> **Problem description**: Below is a set of records; restate each one word for word.

Items from a dataset
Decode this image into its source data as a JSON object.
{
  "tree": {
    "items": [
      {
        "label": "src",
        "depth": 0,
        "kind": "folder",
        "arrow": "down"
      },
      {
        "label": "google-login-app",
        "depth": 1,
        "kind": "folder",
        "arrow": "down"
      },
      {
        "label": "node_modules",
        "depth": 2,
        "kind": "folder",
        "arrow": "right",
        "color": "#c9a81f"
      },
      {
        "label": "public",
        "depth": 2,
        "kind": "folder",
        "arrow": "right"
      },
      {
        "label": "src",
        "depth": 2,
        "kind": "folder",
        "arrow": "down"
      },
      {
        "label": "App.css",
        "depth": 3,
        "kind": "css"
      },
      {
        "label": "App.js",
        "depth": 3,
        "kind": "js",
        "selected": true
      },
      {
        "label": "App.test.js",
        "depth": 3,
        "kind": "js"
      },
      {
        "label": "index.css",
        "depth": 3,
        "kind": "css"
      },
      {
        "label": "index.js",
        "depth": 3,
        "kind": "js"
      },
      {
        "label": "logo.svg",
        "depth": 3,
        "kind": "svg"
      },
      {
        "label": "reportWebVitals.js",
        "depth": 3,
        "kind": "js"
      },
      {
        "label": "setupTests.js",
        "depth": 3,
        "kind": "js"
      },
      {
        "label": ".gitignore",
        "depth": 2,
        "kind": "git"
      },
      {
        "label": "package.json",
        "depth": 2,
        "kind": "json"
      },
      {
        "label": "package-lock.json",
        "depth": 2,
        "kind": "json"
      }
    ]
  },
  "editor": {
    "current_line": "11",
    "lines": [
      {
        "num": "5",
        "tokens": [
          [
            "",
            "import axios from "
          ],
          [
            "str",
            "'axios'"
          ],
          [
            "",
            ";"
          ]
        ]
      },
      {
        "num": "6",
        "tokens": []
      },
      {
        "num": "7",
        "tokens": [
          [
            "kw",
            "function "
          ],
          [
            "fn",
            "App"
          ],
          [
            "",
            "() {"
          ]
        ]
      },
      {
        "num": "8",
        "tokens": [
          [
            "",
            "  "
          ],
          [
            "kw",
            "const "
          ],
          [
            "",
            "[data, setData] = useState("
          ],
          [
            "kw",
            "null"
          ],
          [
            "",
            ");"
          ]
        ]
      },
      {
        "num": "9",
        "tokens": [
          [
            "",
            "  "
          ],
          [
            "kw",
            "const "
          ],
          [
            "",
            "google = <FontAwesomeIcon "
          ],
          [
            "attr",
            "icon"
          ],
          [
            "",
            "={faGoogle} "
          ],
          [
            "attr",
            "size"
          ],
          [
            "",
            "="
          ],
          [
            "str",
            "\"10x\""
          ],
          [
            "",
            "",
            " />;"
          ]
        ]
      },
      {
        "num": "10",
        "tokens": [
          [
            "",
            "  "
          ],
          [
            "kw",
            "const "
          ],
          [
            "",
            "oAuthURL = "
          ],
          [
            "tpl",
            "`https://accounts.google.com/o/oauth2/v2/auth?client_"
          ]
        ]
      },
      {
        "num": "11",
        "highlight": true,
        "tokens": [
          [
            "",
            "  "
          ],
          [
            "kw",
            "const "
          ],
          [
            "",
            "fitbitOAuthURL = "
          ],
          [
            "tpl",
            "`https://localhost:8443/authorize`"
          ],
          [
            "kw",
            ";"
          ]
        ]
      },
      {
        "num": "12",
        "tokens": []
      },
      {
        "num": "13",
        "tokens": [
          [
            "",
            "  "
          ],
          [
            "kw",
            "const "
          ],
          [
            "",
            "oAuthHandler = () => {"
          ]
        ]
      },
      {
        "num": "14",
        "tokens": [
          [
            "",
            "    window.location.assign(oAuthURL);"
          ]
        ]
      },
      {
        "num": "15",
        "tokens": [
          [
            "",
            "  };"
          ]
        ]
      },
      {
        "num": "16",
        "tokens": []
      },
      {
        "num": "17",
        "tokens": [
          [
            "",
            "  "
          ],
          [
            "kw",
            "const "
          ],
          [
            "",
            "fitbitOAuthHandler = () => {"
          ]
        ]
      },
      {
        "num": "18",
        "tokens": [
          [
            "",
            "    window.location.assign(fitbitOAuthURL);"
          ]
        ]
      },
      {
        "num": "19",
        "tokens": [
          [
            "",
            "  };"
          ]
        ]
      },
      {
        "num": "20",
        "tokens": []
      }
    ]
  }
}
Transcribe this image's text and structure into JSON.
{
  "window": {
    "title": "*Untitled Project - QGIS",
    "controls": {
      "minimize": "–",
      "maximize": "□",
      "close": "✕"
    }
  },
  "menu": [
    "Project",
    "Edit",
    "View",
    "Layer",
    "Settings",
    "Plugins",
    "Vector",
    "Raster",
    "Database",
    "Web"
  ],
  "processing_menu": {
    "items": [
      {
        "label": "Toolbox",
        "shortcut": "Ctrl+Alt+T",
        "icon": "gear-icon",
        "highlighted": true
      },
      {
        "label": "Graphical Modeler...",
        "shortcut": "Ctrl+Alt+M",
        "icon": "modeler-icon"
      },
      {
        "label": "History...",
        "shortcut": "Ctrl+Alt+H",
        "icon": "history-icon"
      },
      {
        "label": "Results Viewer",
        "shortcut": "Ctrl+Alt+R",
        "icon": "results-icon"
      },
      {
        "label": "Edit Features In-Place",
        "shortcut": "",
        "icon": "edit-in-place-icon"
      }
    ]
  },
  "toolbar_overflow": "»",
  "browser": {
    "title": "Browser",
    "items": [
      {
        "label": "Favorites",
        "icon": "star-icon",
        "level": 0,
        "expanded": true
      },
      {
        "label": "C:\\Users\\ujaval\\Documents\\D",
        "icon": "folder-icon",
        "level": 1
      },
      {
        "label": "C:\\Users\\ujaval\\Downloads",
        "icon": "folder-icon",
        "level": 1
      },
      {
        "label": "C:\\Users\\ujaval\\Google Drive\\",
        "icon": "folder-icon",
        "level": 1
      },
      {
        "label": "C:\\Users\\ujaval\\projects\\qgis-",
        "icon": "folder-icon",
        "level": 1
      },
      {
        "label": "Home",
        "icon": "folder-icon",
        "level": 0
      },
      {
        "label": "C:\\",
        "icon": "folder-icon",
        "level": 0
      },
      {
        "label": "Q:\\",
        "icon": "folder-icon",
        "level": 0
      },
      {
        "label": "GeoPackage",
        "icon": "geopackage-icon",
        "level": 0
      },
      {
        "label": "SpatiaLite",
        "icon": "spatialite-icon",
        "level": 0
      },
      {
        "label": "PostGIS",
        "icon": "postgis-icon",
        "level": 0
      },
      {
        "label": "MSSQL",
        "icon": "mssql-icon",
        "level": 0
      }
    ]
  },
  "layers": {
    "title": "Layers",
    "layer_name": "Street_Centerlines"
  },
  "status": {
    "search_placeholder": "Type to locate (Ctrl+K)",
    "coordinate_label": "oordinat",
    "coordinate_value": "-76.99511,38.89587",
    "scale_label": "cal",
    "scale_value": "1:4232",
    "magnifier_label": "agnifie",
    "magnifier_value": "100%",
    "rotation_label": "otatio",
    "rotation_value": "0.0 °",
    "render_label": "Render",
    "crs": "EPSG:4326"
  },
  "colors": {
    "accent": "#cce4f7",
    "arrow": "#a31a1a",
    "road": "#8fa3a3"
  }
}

> **Answer box**:
Decode this image into its source data as a JSON object.
{
  "tree": {
    "items": [
      {
        "label": "src",
        "depth": 0,
        "kind": "folder",
        "arrow": "down"
      },
      {
        "label": "google-login-app",
        "depth": 1,
        "kind": "folder",
        "arrow": "down"
      },
      {
        "label": "node_modules",
        "depth": 2,
        "kind": "folder",
        "arrow": "right",
        "color": "#c9a81f"
      },
      {
        "label": "public",
        "depth": 2,
        "kind": "folder",
        "arrow": "right"
      },
      {
        "label": "src",
        "depth": 2,
        "kind": "folder",
        "arrow": "down"
      },
      {
        "label": "App.css",
        "depth": 3,
        "kind": "css"
      },
      {
        "label": "App.js",
        "depth": 3,
        "kind": "js",
        "selected": true
      },
      {
        "label": "App.test.js",
        "depth": 3,
        "kind": "js"
      },
      {
        "label": "index.css",
        "depth": 3,
        "kind": "css"
      },
      {
        "label": "index.js",
        "depth": 3,
        "kind": "js"
      },
      {
        "label": "logo.svg",
        "depth": 3,
        "kind": "svg"
      },
      {
        "label": "reportWebVitals.js",
        "depth": 3,
        "kind": "js"
      },
      {
        "label": "setupTests.js",
        "depth": 3,
        "kind": "js"
      },
      {
        "label": ".gitignore",
        "depth": 2,
        "kind": "git"
      },
      {
        "label": "package.json",
        "depth": 2,
        "kind": "json"
      },
      {
        "label": "package-lock.json",
        "depth": 2,
        "kind": "json"
      }
    ]
  },
  "editor": {
    "current_line": "11",
    "lines": [
      {
        "num": "5",
        "tokens": [
          [
            "",
            "import axios from "
          ],
          [
            "str",
            "'axios'"
          ],
          [
            "",
            ";"
          ]
        ]
      },
      {
        "num": "6",
        "tokens": []
      },
      {
        "num": "7",
        "tokens": [
          [
            "kw",
            "function "
          ],
          [
            "fn",
            "App"
          ],
          [
            "",
            "() {"
          ]
        ]
      },
      {
        "num": "8",
        "tokens": [
          [
            "",
            "  "
          ],
          [
            "kw",
            "const "
          ],
          [
            "",
            "[data, setData] = useState("
          ],
          [
            "kw",
            "null"
          ],
          [
            "",
            ");"
          ]
        ]
      },
      {
        "num": "9",
        "tokens": [
          [
            "",
            "  "
          ],
          [
            "kw",
            "const "
          ],
          [
            "",
            "google = <FontAwesomeIcon "
          ],
          [
            "attr",
            "icon"
          ],
          [
            "",
            "={faGoogle} "
          ],
          [
            "attr",
            "size"
          ],
          [
            "",
            "="
          ],
          [
            "str",
            "\"10x\""
          ],
          [
            "",
            "",
            " />;"
          ]
        ]
      },
      {
        "num": "10",
        "tokens": [
          [
            "",
            "  "
          ],
          [
            "kw",
            "const "
          ],
          [
            "",
            "oAuthURL = "
          ],
          [
            "tpl",
            "`https://accounts.google.com/o/oauth2/v2/auth?client_"
          ]
        ]
      },
      {
        "num": "11",
        "highlight": true,
        "tokens": [
          [
            "",
            "  "
          ],
          [
            "kw",
            "const "
          ],
          [
            "",
            "fitbitOAuthURL = "
          ],
          [
            "tpl",
            "`https://localhost:8443/authorize`"
          ],
          [
            "kw",
            ";"
          ]
        ]
      },
      {
        "num": "12",
        "tokens": []
      },
      {
        "num": "13",
        "tokens": [
          [
            "",
            "  "
          ],
          [
            "kw",
            "const "
          ],
          [
            "",
            "oAuthHandler = () => {"
          ]
        ]
      },
      {
        "num": "14",
        "tokens": [
          [
            "",
            "    window.location.assign(oAuthURL);"
          ]
        ]
      },
      {
        "num": "15",
        "tokens": [
          [
            "",
            "  };"
          ]
        ]
      },
      {
        "num": "16",
        "tokens": []
      },
      {
        "num": "17",
        "tokens": [
          [
            "",
            "  "
          ],
          [
            "kw",
            "const "
          ],
          [
            "",
            "fitbitOAuthHandler = () => {"
          ]
        ]
      },
      {
        "num": "18",
        "tokens": [
          [
            "",
            "    window.location.assign(fitbitOAuthURL);"
          ]
        ]
      },
      {
        "num": "19",
        "tokens": [
          [
            "",
            "  };"
          ]
        ]
      },
      {
        "num": "20",
        "tokens": []
      }
    ]
  }
}
Transcribe this image's text and structure into JSON.
{
  "window": {
    "title": "*Untitled Project - QGIS",
    "controls": {
      "minimize": "–",
      "maximize": "□",
      "close": "✕"
    }
  },
  "menu": [
    "Project",
    "Edit",
    "View",
    "Layer",
    "Settings",
    "Plugins",
    "Vector",
    "Raster",
    "Database",
    "Web"
  ],
  "processing_menu": {
    "items": [
      {
        "label": "Toolbox",
        "shortcut": "Ctrl+Alt+T",
        "icon": "gear-icon",
        "highlighted": true
      },
      {
        "label": "Graphical Modeler...",
        "shortcut": "Ctrl+Alt+M",
        "icon": "modeler-icon"
      },
      {
        "label": "History...",
        "shortcut": "Ctrl+Alt+H",
        "icon": "history-icon"
      },
      {
        "label": "Results Viewer",
        "shortcut": "Ctrl+Alt+R",
        "icon": "results-icon"
      },
      {
        "label": "Edit Features In-Place",
        "shortcut": "",
        "icon": "edit-in-place-icon"
      }
    ]
  },
  "toolbar_overflow": "»",
  "browser": {
    "title": "Browser",
    "items": [
      {
        "label": "Favorites",
        "icon": "star-icon",
        "level": 0,
        "expanded": true
      },
      {
        "label": "C:\\Users\\ujaval\\Documents\\D",
        "icon": "folder-icon",
        "level": 1
      },
      {
        "label": "C:\\Users\\ujaval\\Downloads",
        "icon": "folder-icon",
        "level": 1
      },
      {
        "label": "C:\\Users\\ujaval\\Google Drive\\",
        "icon": "folder-icon",
        "level": 1
      },
      {
        "label": "C:\\Users\\ujaval\\projects\\qgis-",
        "icon": "folder-icon",
        "level": 1
      },
      {
        "label": "Home",
        "icon": "folder-icon",
        "level": 0
      },
      {
        "label": "C:\\",
        "icon": "folder-icon",
        "level": 0
      },
      {
        "label": "Q:\\",
        "icon": "folder-icon",
        "level": 0
      },
      {
        "label": "GeoPackage",
        "icon": "geopackage-icon",
        "level": 0
      },
      {
        "label": "SpatiaLite",
        "icon": "spatialite-icon",
        "level": 0
      },
      {
        "label": "PostGIS",
        "icon": "postgis-icon",
        "level": 0
      },
      {
        "label": "MSSQL",
        "icon": "mssql-icon",
        "level": 0
      }
    ]
  },
  "layers": {
    "title": "Layers",
    "layer_name": "Street_Centerlines"
  },
  "status": {
    "search_placeholder": "Type to locate (Ctrl+K)",
    "coordinate_label": "oordinat",
    "coordinate_value": "-76.99511,38.89587",
    "scale_label": "cal",
    "scale_value": "1:4232",
    "magnifier_label": "agnifie",
    "magnifier_value": "100%",
    "rotation_label": "otatio",
    "rotation_value": "0.0 °",
    "render_label": "Render",
    "crs": "EPSG:4326"
  },
  "colors": {
    "accent": "#cce4f7",
    "arrow": "#a31a1a",
    "road": "#8fa3a3"
  }
}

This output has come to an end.